  • Improve speed information at the point of sale and in contracts, by reflecting the slower speeds people can experience at ‘peak’ times; and by ensuring providers always give a minimum guaranteed speed before sale.
  • Strengthen the right to exit if speeds fall below a guaranteed minimum level. Providers would have a limited time to improve speeds before they must let customers walk away penalty-free. For the first time, this right to exit would also apply to contracts that include phone and pay-TV services bought with broadband.
  • Increase the number of customers who benefit from the codes, by expanding their scope to apply to all broadband technologies.

The last point particularly refers to plans to extend the new rules to include cable operators. Existing codes of practice “apply mostly to broadband over copper-based phone lines”, but cable has more problems according to Ofcom’s research which “showed that the variation in speeds at busy times is more notable for cable connections than for copper-based services”.
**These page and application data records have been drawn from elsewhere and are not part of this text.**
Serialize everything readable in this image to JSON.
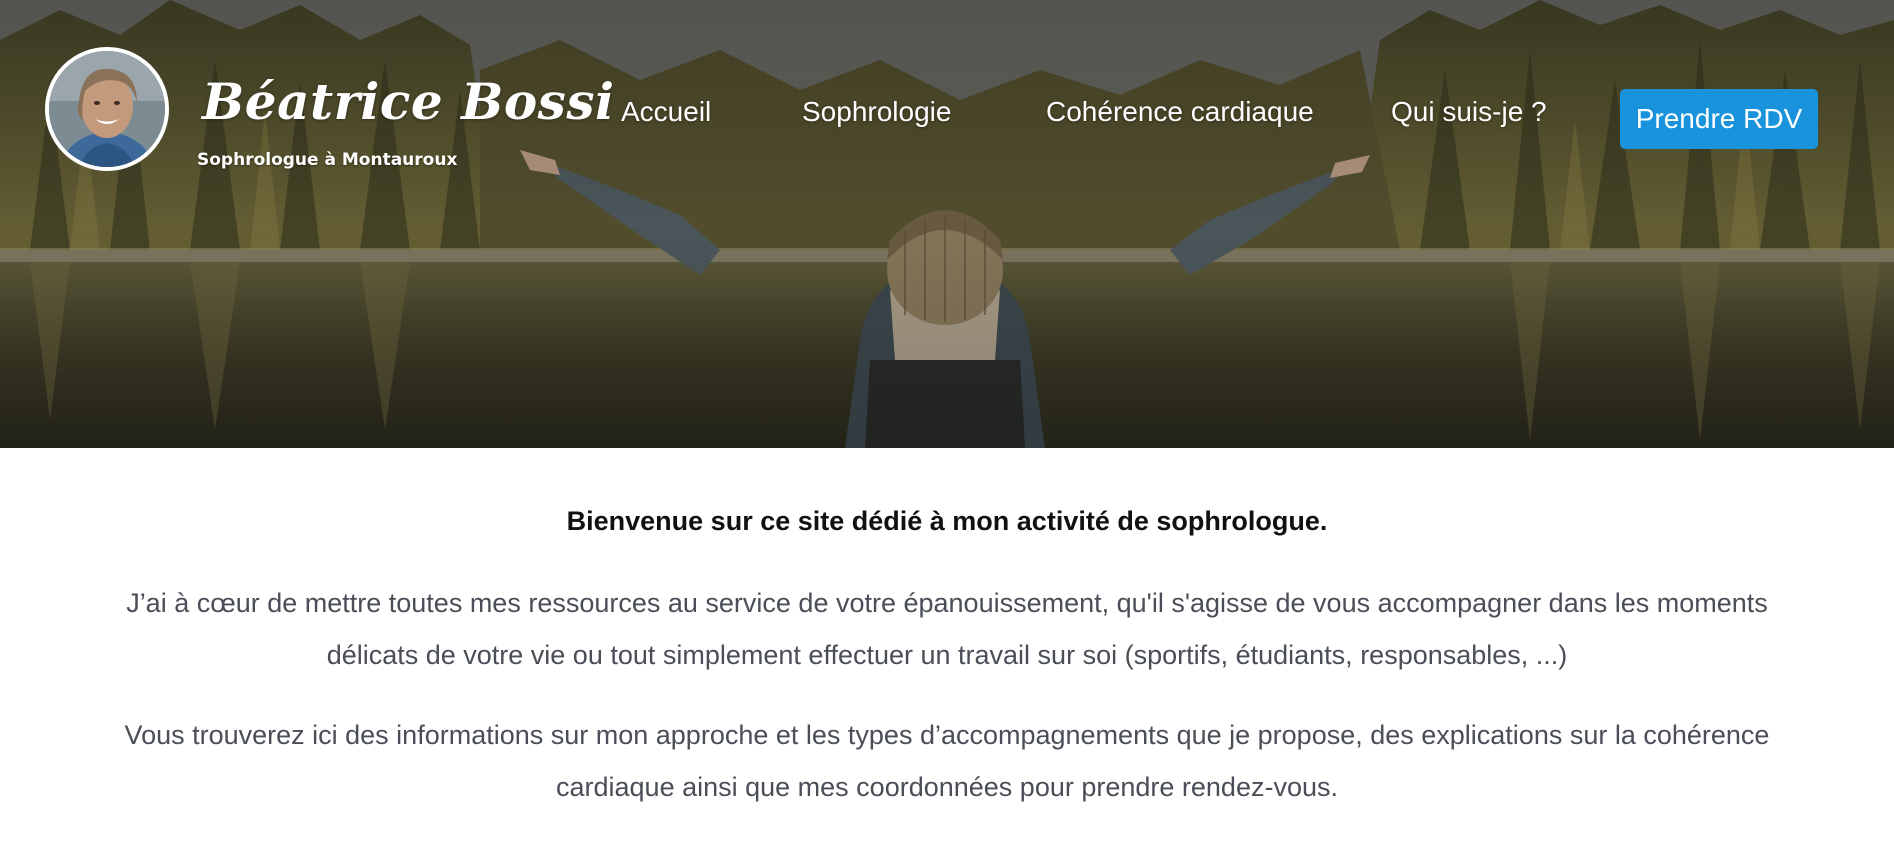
{
  "header": {
    "brand_name": "Béatrice Bossi",
    "brand_subtitle": "Sophrologue à Montauroux",
    "nav": [
      {
        "label": "Accueil"
      },
      {
        "label": "Sophrologie"
      },
      {
        "label": "Cohérence cardiaque"
      },
      {
        "label": "Qui suis-je ?"
      }
    ],
    "cta_label": "Prendre RDV"
  },
  "main": {
    "welcome": "Bienvenue sur ce site dédié à mon activité de sophrologue.",
    "paragraph1": "J’ai à cœur de mettre toutes mes ressources au service de votre épanouissement, qu'il s'agisse de vous accompagner dans les moments délicats de votre vie ou tout simplement effectuer un travail sur soi (sportifs, étudiants, responsables, ...)",
    "paragraph2": "Vous trouverez ici des informations sur mon approche et les types d’accompagnements que je propose, des explications sur la cohérence cardiaque ainsi que mes coordonnées pour prendre rendez-vous."
  },
  "colors": {
    "cta_background": "#1a93dd",
    "body_text": "#4a4e57",
    "heading_text": "#111111"
  }
}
It’s similar to the regulatory distinctions made here in California. Telephone companies are regulated by the California Public Utilities Commission, at least insofar as services delivered using POTS (plain old telephone service) technology, are concerned. That includes old school DSL, but not pure Internet protocol services such as AT&T’s Uverse offerings. Cable operators sorta fall under the CPUC’s jurisdiction – it grants statewide video service franchises – but there’s no teeth to back it up.

A final decision by Ofcom is expected next year.